▸ DATA TO EXAMINE:
·····

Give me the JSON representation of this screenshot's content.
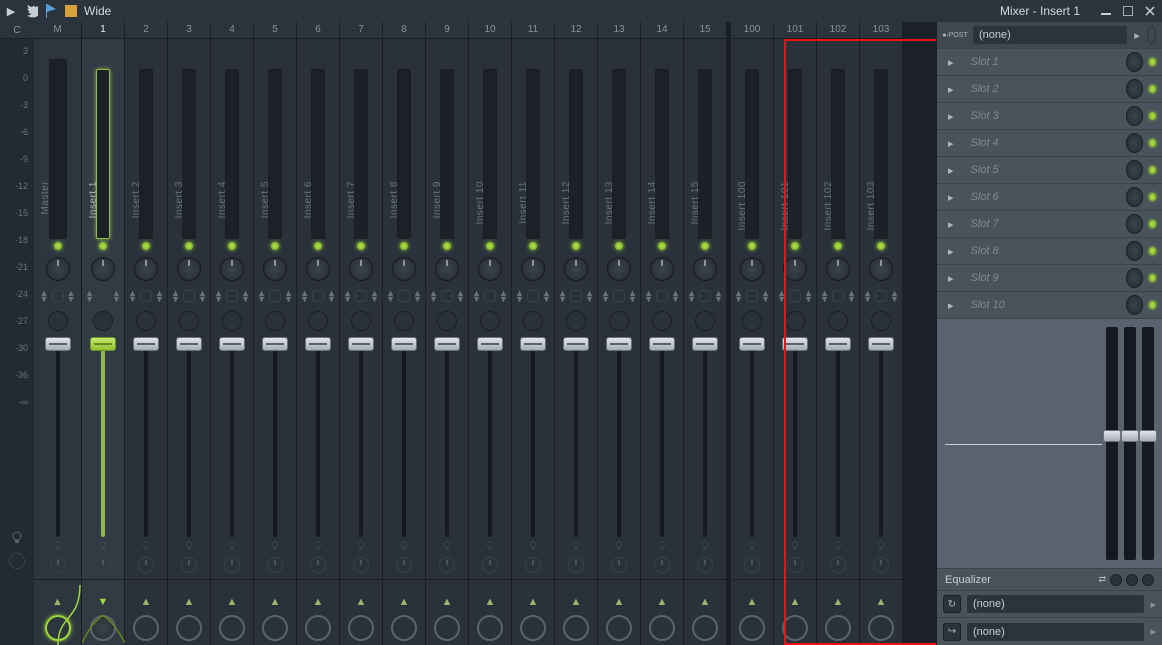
{
  "titlebar": {
    "layout_label": "Wide",
    "window_title": "Mixer - Insert 1"
  },
  "ruler": {
    "header_c": "C",
    "ticks": [
      "3",
      "0",
      "-3",
      "-6",
      "-9",
      "-12",
      "-15",
      "-18",
      "-21",
      "-24",
      "-27",
      "-30",
      "-36",
      "-∞"
    ]
  },
  "tracks": {
    "master": {
      "header": "M",
      "label": "Master"
    },
    "left": [
      {
        "n": "1",
        "label": "Insert 1",
        "selected": true
      },
      {
        "n": "2",
        "label": "Insert 2"
      },
      {
        "n": "3",
        "label": "Insert 3"
      },
      {
        "n": "4",
        "label": "Insert 4"
      },
      {
        "n": "5",
        "label": "Insert 5"
      },
      {
        "n": "6",
        "label": "Insert 6"
      },
      {
        "n": "7",
        "label": "Insert 7"
      },
      {
        "n": "8",
        "label": "Insert 8"
      },
      {
        "n": "9",
        "label": "Insert 9"
      },
      {
        "n": "10",
        "label": "Insert 10"
      },
      {
        "n": "11",
        "label": "Insert 11"
      },
      {
        "n": "12",
        "label": "Insert 12"
      },
      {
        "n": "13",
        "label": "Insert 13"
      },
      {
        "n": "14",
        "label": "Insert 14"
      },
      {
        "n": "15",
        "label": "Insert 15"
      }
    ],
    "right": [
      {
        "n": "100",
        "label": "Insert 100"
      },
      {
        "n": "101",
        "label": "Insert 101"
      },
      {
        "n": "102",
        "label": "Insert 102"
      },
      {
        "n": "103",
        "label": "Insert 103"
      }
    ]
  },
  "fx": {
    "input_channel": "(none)",
    "post_label": "POST",
    "slots": [
      "Slot 1",
      "Slot 2",
      "Slot 3",
      "Slot 4",
      "Slot 5",
      "Slot 6",
      "Slot 7",
      "Slot 8",
      "Slot 9",
      "Slot 10"
    ],
    "eq_label": "Equalizer",
    "out_a": "(none)",
    "out_b": "(none)"
  }
}
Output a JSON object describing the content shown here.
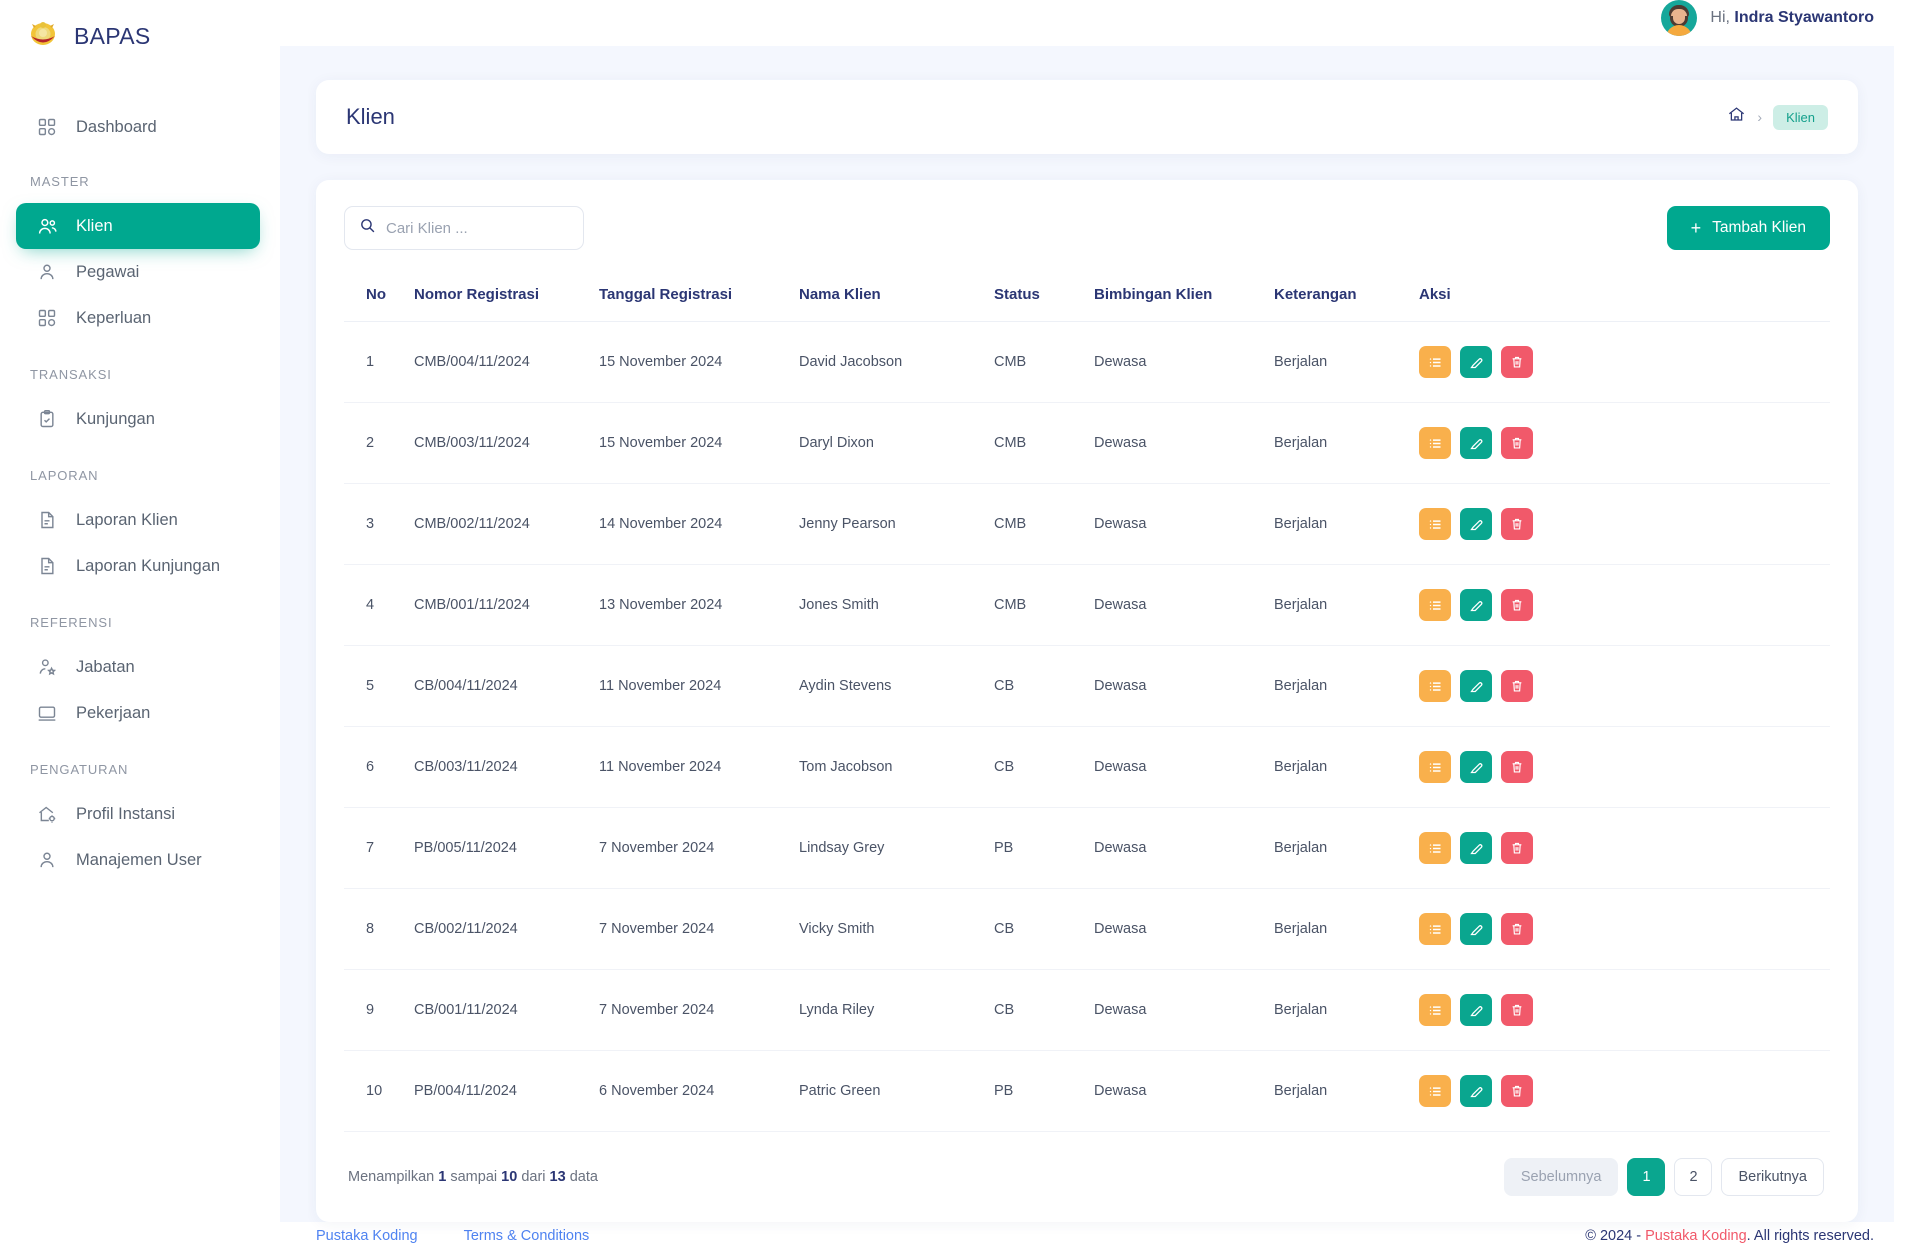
{
  "brand": {
    "name": "BAPAS",
    "logo_icon": "garuda-crest-icon",
    "menu_toggle_icon": "hamburger-icon"
  },
  "topbar": {
    "greeting_prefix": "Hi,",
    "user_name": "Indra Styawantoro",
    "avatar_icon": "user-avatar"
  },
  "sidebar": {
    "groups": [
      {
        "label": "",
        "items": [
          {
            "label": "Dashboard",
            "icon": "grid-icon",
            "active": false
          }
        ]
      },
      {
        "label": "MASTER",
        "items": [
          {
            "label": "Klien",
            "icon": "users-icon",
            "active": true
          },
          {
            "label": "Pegawai",
            "icon": "user-icon",
            "active": false
          },
          {
            "label": "Keperluan",
            "icon": "grid-icon",
            "active": false
          }
        ]
      },
      {
        "label": "TRANSAKSI",
        "items": [
          {
            "label": "Kunjungan",
            "icon": "clipboard-check-icon",
            "active": false
          }
        ]
      },
      {
        "label": "LAPORAN",
        "items": [
          {
            "label": "Laporan Klien",
            "icon": "document-icon",
            "active": false
          },
          {
            "label": "Laporan Kunjungan",
            "icon": "document-icon",
            "active": false
          }
        ]
      },
      {
        "label": "REFERENSI",
        "items": [
          {
            "label": "Jabatan",
            "icon": "user-star-icon",
            "active": false
          },
          {
            "label": "Pekerjaan",
            "icon": "monitor-icon",
            "active": false
          }
        ]
      },
      {
        "label": "PENGATURAN",
        "items": [
          {
            "label": "Profil Instansi",
            "icon": "home-gear-icon",
            "active": false
          },
          {
            "label": "Manajemen User",
            "icon": "user-icon",
            "active": false
          }
        ]
      }
    ]
  },
  "page": {
    "title": "Klien",
    "breadcrumb": {
      "home_icon": "home-icon",
      "separator": "›",
      "current": "Klien"
    }
  },
  "toolbar": {
    "search_placeholder": "Cari Klien ...",
    "search_value": "",
    "search_icon": "search-icon",
    "add_button_label": "Tambah Klien",
    "add_button_icon": "plus-icon"
  },
  "table": {
    "columns": [
      "No",
      "Nomor Registrasi",
      "Tanggal Registrasi",
      "Nama Klien",
      "Status",
      "Bimbingan Klien",
      "Keterangan",
      "Aksi"
    ],
    "rows": [
      {
        "no": "1",
        "nomor": "CMB/004/11/2024",
        "tanggal": "15 November 2024",
        "nama": "David Jacobson",
        "status": "CMB",
        "bimbingan": "Dewasa",
        "keterangan": "Berjalan"
      },
      {
        "no": "2",
        "nomor": "CMB/003/11/2024",
        "tanggal": "15 November 2024",
        "nama": "Daryl Dixon",
        "status": "CMB",
        "bimbingan": "Dewasa",
        "keterangan": "Berjalan"
      },
      {
        "no": "3",
        "nomor": "CMB/002/11/2024",
        "tanggal": "14 November 2024",
        "nama": "Jenny Pearson",
        "status": "CMB",
        "bimbingan": "Dewasa",
        "keterangan": "Berjalan"
      },
      {
        "no": "4",
        "nomor": "CMB/001/11/2024",
        "tanggal": "13 November 2024",
        "nama": "Jones Smith",
        "status": "CMB",
        "bimbingan": "Dewasa",
        "keterangan": "Berjalan"
      },
      {
        "no": "5",
        "nomor": "CB/004/11/2024",
        "tanggal": "11 November 2024",
        "nama": "Aydin Stevens",
        "status": "CB",
        "bimbingan": "Dewasa",
        "keterangan": "Berjalan"
      },
      {
        "no": "6",
        "nomor": "CB/003/11/2024",
        "tanggal": "11 November 2024",
        "nama": "Tom Jacobson",
        "status": "CB",
        "bimbingan": "Dewasa",
        "keterangan": "Berjalan"
      },
      {
        "no": "7",
        "nomor": "PB/005/11/2024",
        "tanggal": "7 November 2024",
        "nama": "Lindsay Grey",
        "status": "PB",
        "bimbingan": "Dewasa",
        "keterangan": "Berjalan"
      },
      {
        "no": "8",
        "nomor": "CB/002/11/2024",
        "tanggal": "7 November 2024",
        "nama": "Vicky Smith",
        "status": "CB",
        "bimbingan": "Dewasa",
        "keterangan": "Berjalan"
      },
      {
        "no": "9",
        "nomor": "CB/001/11/2024",
        "tanggal": "7 November 2024",
        "nama": "Lynda Riley",
        "status": "CB",
        "bimbingan": "Dewasa",
        "keterangan": "Berjalan"
      },
      {
        "no": "10",
        "nomor": "PB/004/11/2024",
        "tanggal": "6 November 2024",
        "nama": "Patric Green",
        "status": "PB",
        "bimbingan": "Dewasa",
        "keterangan": "Berjalan"
      }
    ],
    "action_icons": [
      "list-detail-icon",
      "edit-pencil-icon",
      "trash-delete-icon"
    ]
  },
  "pagination": {
    "showing_text": "Menampilkan 1 sampai 10 dari 13 data",
    "showing_parts": {
      "prefix": "Menampilkan",
      "from": "1",
      "mid": "sampai",
      "to": "10",
      "mid2": "dari",
      "total": "13",
      "suffix": "data"
    },
    "prev_label": "Sebelumnya",
    "next_label": "Berikutnya",
    "pages": [
      "1",
      "2"
    ],
    "current_page": "1"
  },
  "footer": {
    "links": [
      "Pustaka Koding",
      "Terms & Conditions"
    ],
    "copyright_prefix": "© 2024 - ",
    "copyright_brand": "Pustaka Koding",
    "copyright_suffix": ". All rights reserved."
  },
  "colors": {
    "accent": "#00a88f",
    "navy": "#2b3674",
    "bg": "#f4f7fe",
    "orange": "#f9b04c",
    "red": "#f1596a",
    "link": "#4f83f1",
    "badge_bg": "#cdeee6"
  }
}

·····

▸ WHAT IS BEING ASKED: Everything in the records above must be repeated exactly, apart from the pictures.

▸ ANSWER:
Give me the JSON representation of this screenshot's content.
{
  "titlebar": {
    "layout_label": "Wide",
    "window_title": "Mixer - Insert 1"
  },
  "ruler": {
    "header_c": "C",
    "ticks": [
      "3",
      "0",
      "-3",
      "-6",
      "-9",
      "-12",
      "-15",
      "-18",
      "-21",
      "-24",
      "-27",
      "-30",
      "-36",
      "-∞"
    ]
  },
  "tracks": {
    "master": {
      "header": "M",
      "label": "Master"
    },
    "left": [
      {
        "n": "1",
        "label": "Insert 1",
        "selected": true
      },
      {
        "n": "2",
        "label": "Insert 2"
      },
      {
        "n": "3",
        "label": "Insert 3"
      },
      {
        "n": "4",
        "label": "Insert 4"
      },
      {
        "n": "5",
        "label": "Insert 5"
      },
      {
        "n": "6",
        "label": "Insert 6"
      },
      {
        "n": "7",
        "label": "Insert 7"
      },
      {
        "n": "8",
        "label": "Insert 8"
      },
      {
        "n": "9",
        "label": "Insert 9"
      },
      {
        "n": "10",
        "label": "Insert 10"
      },
      {
        "n": "11",
        "label": "Insert 11"
      },
      {
        "n": "12",
        "label": "Insert 12"
      },
      {
        "n": "13",
        "label": "Insert 13"
      },
      {
        "n": "14",
        "label": "Insert 14"
      },
      {
        "n": "15",
        "label": "Insert 15"
      }
    ],
    "right": [
      {
        "n": "100",
        "label": "Insert 100"
      },
      {
        "n": "101",
        "label": "Insert 101"
      },
      {
        "n": "102",
        "label": "Insert 102"
      },
      {
        "n": "103",
        "label": "Insert 103"
      }
    ]
  },
  "fx": {
    "input_channel": "(none)",
    "post_label": "POST",
    "slots": [
      "Slot 1",
      "Slot 2",
      "Slot 3",
      "Slot 4",
      "Slot 5",
      "Slot 6",
      "Slot 7",
      "Slot 8",
      "Slot 9",
      "Slot 10"
    ],
    "eq_label": "Equalizer",
    "out_a": "(none)",
    "out_b": "(none)"
  }
}
Output a JSON object describing the content shown here.
{
  "brand": {
    "name": "BAPAS",
    "logo_icon": "garuda-crest-icon",
    "menu_toggle_icon": "hamburger-icon"
  },
  "topbar": {
    "greeting_prefix": "Hi,",
    "user_name": "Indra Styawantoro",
    "avatar_icon": "user-avatar"
  },
  "sidebar": {
    "groups": [
      {
        "label": "",
        "items": [
          {
            "label": "Dashboard",
            "icon": "grid-icon",
            "active": false
          }
        ]
      },
      {
        "label": "MASTER",
        "items": [
          {
            "label": "Klien",
            "icon": "users-icon",
            "active": true
          },
          {
            "label": "Pegawai",
            "icon": "user-icon",
            "active": false
          },
          {
            "label": "Keperluan",
            "icon": "grid-icon",
            "active": false
          }
        ]
      },
      {
        "label": "TRANSAKSI",
        "items": [
          {
            "label": "Kunjungan",
            "icon": "clipboard-check-icon",
            "active": false
          }
        ]
      },
      {
        "label": "LAPORAN",
        "items": [
          {
            "label": "Laporan Klien",
            "icon": "document-icon",
            "active": false
          },
          {
            "label": "Laporan Kunjungan",
            "icon": "document-icon",
            "active": false
          }
        ]
      },
      {
        "label": "REFERENSI",
        "items": [
          {
            "label": "Jabatan",
            "icon": "user-star-icon",
            "active": false
          },
          {
            "label": "Pekerjaan",
            "icon": "monitor-icon",
            "active": false
          }
        ]
      },
      {
        "label": "PENGATURAN",
        "items": [
          {
            "label": "Profil Instansi",
            "icon": "home-gear-icon",
            "active": false
          },
          {
            "label": "Manajemen User",
            "icon": "user-icon",
            "active": false
          }
        ]
      }
    ]
  },
  "page": {
    "title": "Klien",
    "breadcrumb": {
      "home_icon": "home-icon",
      "separator": "›",
      "current": "Klien"
    }
  },
  "toolbar": {
    "search_placeholder": "Cari Klien ...",
    "search_value": "",
    "search_icon": "search-icon",
    "add_button_label": "Tambah Klien",
    "add_button_icon": "plus-icon"
  },
  "table": {
    "columns": [
      "No",
      "Nomor Registrasi",
      "Tanggal Registrasi",
      "Nama Klien",
      "Status",
      "Bimbingan Klien",
      "Keterangan",
      "Aksi"
    ],
    "rows": [
      {
        "no": "1",
        "nomor": "CMB/004/11/2024",
        "tanggal": "15 November 2024",
        "nama": "David Jacobson",
        "status": "CMB",
        "bimbingan": "Dewasa",
        "keterangan": "Berjalan"
      },
      {
        "no": "2",
        "nomor": "CMB/003/11/2024",
        "tanggal": "15 November 2024",
        "nama": "Daryl Dixon",
        "status": "CMB",
        "bimbingan": "Dewasa",
        "keterangan": "Berjalan"
      },
      {
        "no": "3",
        "nomor": "CMB/002/11/2024",
        "tanggal": "14 November 2024",
        "nama": "Jenny Pearson",
        "status": "CMB",
        "bimbingan": "Dewasa",
        "keterangan": "Berjalan"
      },
      {
        "no": "4",
        "nomor": "CMB/001/11/2024",
        "tanggal": "13 November 2024",
        "nama": "Jones Smith",
        "status": "CMB",
        "bimbingan": "Dewasa",
        "keterangan": "Berjalan"
      },
      {
        "no": "5",
        "nomor": "CB/004/11/2024",
        "tanggal": "11 November 2024",
        "nama": "Aydin Stevens",
        "status": "CB",
        "bimbingan": "Dewasa",
        "keterangan": "Berjalan"
      },
      {
        "no": "6",
        "nomor": "CB/003/11/2024",
        "tanggal": "11 November 2024",
        "nama": "Tom Jacobson",
        "status": "CB",
        "bimbingan": "Dewasa",
        "keterangan": "Berjalan"
      },
      {
        "no": "7",
        "nomor": "PB/005/11/2024",
        "tanggal": "7 November 2024",
        "nama": "Lindsay Grey",
        "status": "PB",
        "bimbingan": "Dewasa",
        "keterangan": "Berjalan"
      },
      {
        "no": "8",
        "nomor": "CB/002/11/2024",
        "tanggal": "7 November 2024",
        "nama": "Vicky Smith",
        "status": "CB",
        "bimbingan": "Dewasa",
        "keterangan": "Berjalan"
      },
      {
        "no": "9",
        "nomor": "CB/001/11/2024",
        "tanggal": "7 November 2024",
        "nama": "Lynda Riley",
        "status": "CB",
        "bimbingan": "Dewasa",
        "keterangan": "Berjalan"
      },
      {
        "no": "10",
        "nomor": "PB/004/11/2024",
        "tanggal": "6 November 2024",
        "nama": "Patric Green",
        "status": "PB",
        "bimbingan": "Dewasa",
        "keterangan": "Berjalan"
      }
    ],
    "action_icons": [
      "list-detail-icon",
      "edit-pencil-icon",
      "trash-delete-icon"
    ]
  },
  "pagination": {
    "showing_text": "Menampilkan 1 sampai 10 dari 13 data",
    "showing_parts": {
      "prefix": "Menampilkan",
      "from": "1",
      "mid": "sampai",
      "to": "10",
      "mid2": "dari",
      "total": "13",
      "suffix": "data"
    },
    "prev_label": "Sebelumnya",
    "next_label": "Berikutnya",
    "pages": [
      "1",
      "2"
    ],
    "current_page": "1"
  },
  "footer": {
    "links": [
      "Pustaka Koding",
      "Terms & Conditions"
    ],
    "copyright_prefix": "© 2024 - ",
    "copyright_brand": "Pustaka Koding",
    "copyright_suffix": ". All rights reserved."
  },
  "colors": {
    "accent": "#00a88f",
    "navy": "#2b3674",
    "bg": "#f4f7fe",
    "orange": "#f9b04c",
    "red": "#f1596a",
    "link": "#4f83f1",
    "badge_bg": "#cdeee6"
  }
}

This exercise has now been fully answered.